Whenever an organization or program is overseen by Salt Lake County or any government we must continually review what the highest and best use of taxpayer dollars is and let that guide our response. I know the Equestrian Park is an important place for some of our Salt Lake County residents. We are looking for some answers and will be anxious to see the upcoming recommendations by the Mayor's staff in April. They will give us several scenarios and the fiscal impact of each. Personally, I will be doing all I can to keep this area open space. We will have more info in coming months.

Click here to read the Deseret News article on this issue

Fox 13 coverage of the Equestrian Park

Here is the budget line item showing the $900,000 subsidy:
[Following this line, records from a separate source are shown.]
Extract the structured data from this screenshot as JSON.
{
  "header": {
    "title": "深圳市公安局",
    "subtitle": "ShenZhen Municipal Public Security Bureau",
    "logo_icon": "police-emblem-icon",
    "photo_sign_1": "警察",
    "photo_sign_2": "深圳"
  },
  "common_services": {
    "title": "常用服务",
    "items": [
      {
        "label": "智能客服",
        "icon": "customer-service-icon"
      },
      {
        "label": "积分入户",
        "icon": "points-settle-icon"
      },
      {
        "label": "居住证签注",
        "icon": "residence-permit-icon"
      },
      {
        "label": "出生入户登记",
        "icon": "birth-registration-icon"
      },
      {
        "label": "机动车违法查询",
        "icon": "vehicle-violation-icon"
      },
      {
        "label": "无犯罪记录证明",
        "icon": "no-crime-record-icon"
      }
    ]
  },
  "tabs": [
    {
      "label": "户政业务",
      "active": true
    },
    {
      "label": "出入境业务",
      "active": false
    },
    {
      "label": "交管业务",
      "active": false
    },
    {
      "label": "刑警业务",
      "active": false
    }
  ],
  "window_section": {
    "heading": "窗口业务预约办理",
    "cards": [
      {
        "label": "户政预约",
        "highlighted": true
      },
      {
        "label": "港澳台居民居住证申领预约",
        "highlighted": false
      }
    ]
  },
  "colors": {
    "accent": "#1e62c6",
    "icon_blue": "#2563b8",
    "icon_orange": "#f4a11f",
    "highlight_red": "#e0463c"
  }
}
Some people didn't believe that the Equestrian Park was really losing so much money, so I've included the actual 2016 budget:

Tuesday, February 2, 2016

Urban County Caucus

Several months ago I was talking with some colleagues about the role of Salt Lake County within the Utah Association of Counties (UAC). This conversation continued at the annual UAC conference when I asked county commissioners from Davis, Weber, and Utah counties if they would be willing to meet as a group of urban counties to discuss unique challenges that come with larger populations. They accepted my invitation and several other counties also wanted to be involved – Washington, Cache, Uintah, Tooele and Summit.

Two months later UAC and Salt Lake County hosted our first Urban County Caucus meeting on January 20. Governor Herbert attended and even brought Lt. Governor Spencer Cox with him. We had the opportunity to talk about criminal justice issues, Medicaid expansion, and economic development. Representative Eric Hutchings also attended to talk about the Justice Reinvestment Act. I was elected as chair of the new Urban County Caucus and will be continuing conversations with these counties so we can learn from each other.

UAC has been a valuable partner with counties in the past and with all 29 counties as members, it’s a great place to speak with a unified voice when fighting for a particular issue. But because Utah has such a diverse geography, it means that each of the counties have different concerns as well. For example, Salt Lake, Davis, Weber, and Utah Counties have very little public lands (with the exception of some National Forest lands), but to the south, east, and west of us, virtually all of the state is owned by the federal government. Those counties don’t have the same criminal justice, public safety, transportation, and growth issues that the larger counties face. While our issues may be different, it’s nice that we can support each other and speak with a unified voice at the Legislature.

Here is the SL Tribune article on this event.

I also interviewed with Utah Policy about the Urban Caucus.